TASK MATERIAL
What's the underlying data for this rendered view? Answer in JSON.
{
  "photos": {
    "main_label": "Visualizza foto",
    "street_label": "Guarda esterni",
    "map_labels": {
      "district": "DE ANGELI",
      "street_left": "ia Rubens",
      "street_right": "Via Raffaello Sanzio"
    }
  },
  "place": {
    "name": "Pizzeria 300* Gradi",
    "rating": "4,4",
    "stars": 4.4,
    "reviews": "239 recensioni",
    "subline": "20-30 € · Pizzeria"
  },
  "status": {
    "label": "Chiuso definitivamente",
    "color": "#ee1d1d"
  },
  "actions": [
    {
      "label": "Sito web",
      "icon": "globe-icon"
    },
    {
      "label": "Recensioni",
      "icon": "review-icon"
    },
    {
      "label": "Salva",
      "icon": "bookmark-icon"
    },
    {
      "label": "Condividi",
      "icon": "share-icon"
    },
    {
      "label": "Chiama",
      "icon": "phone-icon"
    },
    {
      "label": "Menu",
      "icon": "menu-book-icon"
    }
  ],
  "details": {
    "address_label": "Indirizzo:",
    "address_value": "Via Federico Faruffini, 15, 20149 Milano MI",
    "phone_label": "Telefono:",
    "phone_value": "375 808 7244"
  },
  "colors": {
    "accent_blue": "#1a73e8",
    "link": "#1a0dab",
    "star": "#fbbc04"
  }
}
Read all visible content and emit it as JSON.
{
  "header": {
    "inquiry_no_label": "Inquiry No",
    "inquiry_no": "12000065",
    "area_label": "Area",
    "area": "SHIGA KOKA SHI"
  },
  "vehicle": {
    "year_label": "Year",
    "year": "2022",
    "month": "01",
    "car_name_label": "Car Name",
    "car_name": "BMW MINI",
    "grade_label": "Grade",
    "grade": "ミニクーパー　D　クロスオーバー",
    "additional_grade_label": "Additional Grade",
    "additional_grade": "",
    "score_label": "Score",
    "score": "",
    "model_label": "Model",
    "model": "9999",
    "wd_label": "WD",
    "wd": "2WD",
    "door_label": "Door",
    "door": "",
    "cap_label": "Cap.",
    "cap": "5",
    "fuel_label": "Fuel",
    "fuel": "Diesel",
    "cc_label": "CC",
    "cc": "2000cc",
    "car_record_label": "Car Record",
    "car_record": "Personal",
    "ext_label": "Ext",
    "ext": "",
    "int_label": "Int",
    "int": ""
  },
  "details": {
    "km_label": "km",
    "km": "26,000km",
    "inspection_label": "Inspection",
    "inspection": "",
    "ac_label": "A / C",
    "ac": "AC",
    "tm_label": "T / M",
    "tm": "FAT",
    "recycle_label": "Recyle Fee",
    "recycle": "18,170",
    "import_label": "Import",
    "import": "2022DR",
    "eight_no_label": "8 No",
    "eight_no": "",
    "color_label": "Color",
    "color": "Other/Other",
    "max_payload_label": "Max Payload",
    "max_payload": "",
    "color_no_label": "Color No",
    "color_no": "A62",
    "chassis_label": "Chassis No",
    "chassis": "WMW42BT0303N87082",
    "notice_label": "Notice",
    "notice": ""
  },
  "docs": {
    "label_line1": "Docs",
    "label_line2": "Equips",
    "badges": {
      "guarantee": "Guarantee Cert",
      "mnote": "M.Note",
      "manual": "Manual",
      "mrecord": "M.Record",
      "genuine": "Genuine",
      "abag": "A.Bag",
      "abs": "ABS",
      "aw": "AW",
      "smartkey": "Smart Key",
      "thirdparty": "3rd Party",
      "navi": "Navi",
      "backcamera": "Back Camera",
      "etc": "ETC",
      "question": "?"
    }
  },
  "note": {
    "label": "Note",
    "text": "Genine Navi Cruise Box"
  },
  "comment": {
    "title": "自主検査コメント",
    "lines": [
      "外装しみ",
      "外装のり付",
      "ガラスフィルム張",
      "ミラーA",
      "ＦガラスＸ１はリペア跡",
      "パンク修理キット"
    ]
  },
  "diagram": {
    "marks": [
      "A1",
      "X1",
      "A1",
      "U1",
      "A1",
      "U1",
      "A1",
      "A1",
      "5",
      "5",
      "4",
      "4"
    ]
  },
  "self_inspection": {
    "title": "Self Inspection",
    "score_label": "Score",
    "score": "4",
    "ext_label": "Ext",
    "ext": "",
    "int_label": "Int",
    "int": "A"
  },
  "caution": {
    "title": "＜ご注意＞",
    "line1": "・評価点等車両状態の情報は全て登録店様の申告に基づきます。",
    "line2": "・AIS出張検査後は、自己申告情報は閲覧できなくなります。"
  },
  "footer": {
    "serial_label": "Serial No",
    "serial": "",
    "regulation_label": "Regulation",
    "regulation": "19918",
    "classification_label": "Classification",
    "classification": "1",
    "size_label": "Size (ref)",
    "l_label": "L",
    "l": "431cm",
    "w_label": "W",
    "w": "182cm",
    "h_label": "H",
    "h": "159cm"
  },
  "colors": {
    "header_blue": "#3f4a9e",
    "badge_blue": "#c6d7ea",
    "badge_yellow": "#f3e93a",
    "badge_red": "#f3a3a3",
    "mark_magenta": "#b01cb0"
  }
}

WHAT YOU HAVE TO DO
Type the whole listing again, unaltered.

SOLVED PROBLEM
What's the underlying data for this rendered view? Answer in JSON.
{
  "photos": {
    "main_label": "Visualizza foto",
    "street_label": "Guarda esterni",
    "map_labels": {
      "district": "DE ANGELI",
      "street_left": "ia Rubens",
      "street_right": "Via Raffaello Sanzio"
    }
  },
  "place": {
    "name": "Pizzeria 300* Gradi",
    "rating": "4,4",
    "stars": 4.4,
    "reviews": "239 recensioni",
    "subline": "20-30 € · Pizzeria"
  },
  "status": {
    "label": "Chiuso definitivamente",
    "color": "#ee1d1d"
  },
  "actions": [
    {
      "label": "Sito web",
      "icon": "globe-icon"
    },
    {
      "label": "Recensioni",
      "icon": "review-icon"
    },
    {
      "label": "Salva",
      "icon": "bookmark-icon"
    },
    {
      "label": "Condividi",
      "icon": "share-icon"
    },
    {
      "label": "Chiama",
      "icon": "phone-icon"
    },
    {
      "label": "Menu",
      "icon": "menu-book-icon"
    }
  ],
  "details": {
    "address_label": "Indirizzo:",
    "address_value": "Via Federico Faruffini, 15, 20149 Milano MI",
    "phone_label": "Telefono:",
    "phone_value": "375 808 7244"
  },
  "colors": {
    "accent_blue": "#1a73e8",
    "link": "#1a0dab",
    "star": "#fbbc04"
  }
}
Read all visible content and emit it as JSON.
{
  "header": {
    "inquiry_no_label": "Inquiry No",
    "inquiry_no": "12000065",
    "area_label": "Area",
    "area": "SHIGA KOKA SHI"
  },
  "vehicle": {
    "year_label": "Year",
    "year": "2022",
    "month": "01",
    "car_name_label": "Car Name",
    "car_name": "BMW MINI",
    "grade_label": "Grade",
    "grade": "ミニクーパー　D　クロスオーバー",
    "additional_grade_label": "Additional Grade",
    "additional_grade": "",
    "score_label": "Score",
    "score": "",
    "model_label": "Model",
    "model": "9999",
    "wd_label": "WD",
    "wd": "2WD",
    "door_label": "Door",
    "door": "",
    "cap_label": "Cap.",
    "cap": "5",
    "fuel_label": "Fuel",
    "fuel": "Diesel",
    "cc_label": "CC",
    "cc": "2000cc",
    "car_record_label": "Car Record",
    "car_record": "Personal",
    "ext_label": "Ext",
    "ext": "",
    "int_label": "Int",
    "int": ""
  },
  "details": {
    "km_label": "km",
    "km": "26,000km",
    "inspection_label": "Inspection",
    "inspection": "",
    "ac_label": "A / C",
    "ac": "AC",
    "tm_label": "T / M",
    "tm": "FAT",
    "recycle_label": "Recyle Fee",
    "recycle": "18,170",
    "import_label": "Import",
    "import": "2022DR",
    "eight_no_label": "8 No",
    "eight_no": "",
    "color_label": "Color",
    "color": "Other/Other",
    "max_payload_label": "Max Payload",
    "max_payload": "",
    "color_no_label": "Color No",
    "color_no": "A62",
    "chassis_label": "Chassis No",
    "chassis": "WMW42BT0303N87082",
    "notice_label": "Notice",
    "notice": ""
  },
  "docs": {
    "label_line1": "Docs",
    "label_line2": "Equips",
    "badges": {
      "guarantee": "Guarantee Cert",
      "mnote": "M.Note",
      "manual": "Manual",
      "mrecord": "M.Record",
      "genuine": "Genuine",
      "abag": "A.Bag",
      "abs": "ABS",
      "aw": "AW",
      "smartkey": "Smart Key",
      "thirdparty": "3rd Party",
      "navi": "Navi",
      "backcamera": "Back Camera",
      "etc": "ETC",
      "question": "?"
    }
  },
  "note": {
    "label": "Note",
    "text": "Genine Navi Cruise Box"
  },
  "comment": {
    "title": "自主検査コメント",
    "lines": [
      "外装しみ",
      "外装のり付",
      "ガラスフィルム張",
      "ミラーA",
      "ＦガラスＸ１はリペア跡",
      "パンク修理キット"
    ]
  },
  "diagram": {
    "marks": [
      "A1",
      "X1",
      "A1",
      "U1",
      "A1",
      "U1",
      "A1",
      "A1",
      "5",
      "5",
      "4",
      "4"
    ]
  },
  "self_inspection": {
    "title": "Self Inspection",
    "score_label": "Score",
    "score": "4",
    "ext_label": "Ext",
    "ext": "",
    "int_label": "Int",
    "int": "A"
  },
  "caution": {
    "title": "＜ご注意＞",
    "line1": "・評価点等車両状態の情報は全て登録店様の申告に基づきます。",
    "line2": "・AIS出張検査後は、自己申告情報は閲覧できなくなります。"
  },
  "footer": {
    "serial_label": "Serial No",
    "serial": "",
    "regulation_label": "Regulation",
    "regulation": "19918",
    "classification_label": "Classification",
    "classification": "1",
    "size_label": "Size (ref)",
    "l_label": "L",
    "l": "431cm",
    "w_label": "W",
    "w": "182cm",
    "h_label": "H",
    "h": "159cm"
  },
  "colors": {
    "header_blue": "#3f4a9e",
    "badge_blue": "#c6d7ea",
    "badge_yellow": "#f3e93a",
    "badge_red": "#f3a3a3",
    "mark_magenta": "#b01cb0"
  }
}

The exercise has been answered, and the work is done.